--- PROBLEM DESCRIPTION ---
Extract all data as written.

____________________

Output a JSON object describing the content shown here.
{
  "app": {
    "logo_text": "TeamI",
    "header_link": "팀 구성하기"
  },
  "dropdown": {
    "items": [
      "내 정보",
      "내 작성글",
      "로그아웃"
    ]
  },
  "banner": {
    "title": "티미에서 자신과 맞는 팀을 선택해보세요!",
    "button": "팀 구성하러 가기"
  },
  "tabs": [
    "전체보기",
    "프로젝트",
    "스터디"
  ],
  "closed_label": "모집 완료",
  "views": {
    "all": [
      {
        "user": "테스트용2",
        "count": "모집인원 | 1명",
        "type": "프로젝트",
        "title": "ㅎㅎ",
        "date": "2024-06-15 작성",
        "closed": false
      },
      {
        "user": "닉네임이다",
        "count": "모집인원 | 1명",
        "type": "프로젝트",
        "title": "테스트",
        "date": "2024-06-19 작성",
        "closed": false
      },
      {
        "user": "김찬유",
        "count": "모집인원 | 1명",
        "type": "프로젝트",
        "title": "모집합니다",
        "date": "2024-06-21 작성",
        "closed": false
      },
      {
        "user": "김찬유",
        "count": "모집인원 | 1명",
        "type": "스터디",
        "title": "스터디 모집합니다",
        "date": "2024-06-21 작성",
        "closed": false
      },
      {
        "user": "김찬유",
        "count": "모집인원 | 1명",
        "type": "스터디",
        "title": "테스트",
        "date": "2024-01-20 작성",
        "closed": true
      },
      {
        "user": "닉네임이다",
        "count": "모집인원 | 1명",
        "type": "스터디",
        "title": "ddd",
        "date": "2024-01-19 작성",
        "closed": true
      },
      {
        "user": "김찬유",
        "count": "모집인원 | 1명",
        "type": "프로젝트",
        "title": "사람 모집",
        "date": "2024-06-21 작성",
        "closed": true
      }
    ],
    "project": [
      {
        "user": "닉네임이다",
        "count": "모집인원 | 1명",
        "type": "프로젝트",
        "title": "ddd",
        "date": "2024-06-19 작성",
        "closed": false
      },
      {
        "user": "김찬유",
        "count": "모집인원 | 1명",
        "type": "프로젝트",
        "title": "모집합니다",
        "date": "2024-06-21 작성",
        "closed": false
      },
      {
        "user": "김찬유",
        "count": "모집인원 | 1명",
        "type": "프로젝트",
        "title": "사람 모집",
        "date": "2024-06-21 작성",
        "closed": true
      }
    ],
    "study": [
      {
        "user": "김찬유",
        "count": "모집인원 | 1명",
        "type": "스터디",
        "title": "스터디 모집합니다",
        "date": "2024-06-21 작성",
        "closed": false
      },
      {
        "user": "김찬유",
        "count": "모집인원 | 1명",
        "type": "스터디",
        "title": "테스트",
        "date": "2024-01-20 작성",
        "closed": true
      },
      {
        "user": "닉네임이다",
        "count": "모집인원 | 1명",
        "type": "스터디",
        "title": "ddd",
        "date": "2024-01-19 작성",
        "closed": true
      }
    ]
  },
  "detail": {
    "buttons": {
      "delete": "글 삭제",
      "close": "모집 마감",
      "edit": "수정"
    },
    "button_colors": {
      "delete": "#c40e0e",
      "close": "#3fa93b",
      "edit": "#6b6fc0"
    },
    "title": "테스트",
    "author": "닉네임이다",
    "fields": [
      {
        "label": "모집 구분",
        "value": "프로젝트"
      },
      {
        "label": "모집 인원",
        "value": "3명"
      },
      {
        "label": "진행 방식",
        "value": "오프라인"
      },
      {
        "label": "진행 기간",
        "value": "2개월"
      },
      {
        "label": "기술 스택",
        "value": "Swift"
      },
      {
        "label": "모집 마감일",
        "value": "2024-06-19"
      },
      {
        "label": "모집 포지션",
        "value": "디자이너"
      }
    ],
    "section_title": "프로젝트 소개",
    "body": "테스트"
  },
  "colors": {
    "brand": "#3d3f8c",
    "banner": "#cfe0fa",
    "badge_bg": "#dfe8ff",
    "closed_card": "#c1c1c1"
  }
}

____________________

--- TASK RESPONSE ---
Output a JSON object describing the content shown here.
{
  "app": {
    "logo_text": "TeamI",
    "header_link": "팀 구성하기"
  },
  "dropdown": {
    "items": [
      "내 정보",
      "내 작성글",
      "로그아웃"
    ]
  },
  "banner": {
    "title": "티미에서 자신과 맞는 팀을 선택해보세요!",
    "button": "팀 구성하러 가기"
  },
  "tabs": [
    "전체보기",
    "프로젝트",
    "스터디"
  ],
  "closed_label": "모집 완료",
  "views": {
    "all": [
      {
        "user": "테스트용2",
        "count": "모집인원 | 1명",
        "type": "프로젝트",
        "title": "ㅎㅎ",
        "date": "2024-06-15 작성",
        "closed": false
      },
      {
        "user": "닉네임이다",
        "count": "모집인원 | 1명",
        "type": "프로젝트",
        "title": "테스트",
        "date": "2024-06-19 작성",
        "closed": false
      },
      {
        "user": "김찬유",
        "count": "모집인원 | 1명",
        "type": "프로젝트",
        "title": "모집합니다",
        "date": "2024-06-21 작성",
        "closed": false
      },
      {
        "user": "김찬유",
        "count": "모집인원 | 1명",
        "type": "스터디",
        "title": "스터디 모집합니다",
        "date": "2024-06-21 작성",
        "closed": false
      },
      {
        "user": "김찬유",
        "count": "모집인원 | 1명",
        "type": "스터디",
        "title": "테스트",
        "date": "2024-01-20 작성",
        "closed": true
      },
      {
        "user": "닉네임이다",
        "count": "모집인원 | 1명",
        "type": "스터디",
        "title": "ddd",
        "date": "2024-01-19 작성",
        "closed": true
      },
      {
        "user": "김찬유",
        "count": "모집인원 | 1명",
        "type": "프로젝트",
        "title": "사람 모집",
        "date": "2024-06-21 작성",
        "closed": true
      }
    ],
    "project": [
      {
        "user": "닉네임이다",
        "count": "모집인원 | 1명",
        "type": "프로젝트",
        "title": "ddd",
        "date": "2024-06-19 작성",
        "closed": false
      },
      {
        "user": "김찬유",
        "count": "모집인원 | 1명",
        "type": "프로젝트",
        "title": "모집합니다",
        "date": "2024-06-21 작성",
        "closed": false
      },
      {
        "user": "김찬유",
        "count": "모집인원 | 1명",
        "type": "프로젝트",
        "title": "사람 모집",
        "date": "2024-06-21 작성",
        "closed": true
      }
    ],
    "study": [
      {
        "user": "김찬유",
        "count": "모집인원 | 1명",
        "type": "스터디",
        "title": "스터디 모집합니다",
        "date": "2024-06-21 작성",
        "closed": false
      },
      {
        "user": "김찬유",
        "count": "모집인원 | 1명",
        "type": "스터디",
        "title": "테스트",
        "date": "2024-01-20 작성",
        "closed": true
      },
      {
        "user": "닉네임이다",
        "count": "모집인원 | 1명",
        "type": "스터디",
        "title": "ddd",
        "date": "2024-01-19 작성",
        "closed": true
      }
    ]
  },
  "detail": {
    "buttons": {
      "delete": "글 삭제",
      "close": "모집 마감",
      "edit": "수정"
    },
    "button_colors": {
      "delete": "#c40e0e",
      "close": "#3fa93b",
      "edit": "#6b6fc0"
    },
    "title": "테스트",
    "author": "닉네임이다",
    "fields": [
      {
        "label": "모집 구분",
        "value": "프로젝트"
      },
      {
        "label": "모집 인원",
        "value": "3명"
      },
      {
        "label": "진행 방식",
        "value": "오프라인"
      },
      {
        "label": "진행 기간",
        "value": "2개월"
      },
      {
        "label": "기술 스택",
        "value": "Swift"
      },
      {
        "label": "모집 마감일",
        "value": "2024-06-19"
      },
      {
        "label": "모집 포지션",
        "value": "디자이너"
      }
    ],
    "section_title": "프로젝트 소개",
    "body": "테스트"
  },
  "colors": {
    "brand": "#3d3f8c",
    "banner": "#cfe0fa",
    "badge_bg": "#dfe8ff",
    "closed_card": "#c1c1c1"
  }
}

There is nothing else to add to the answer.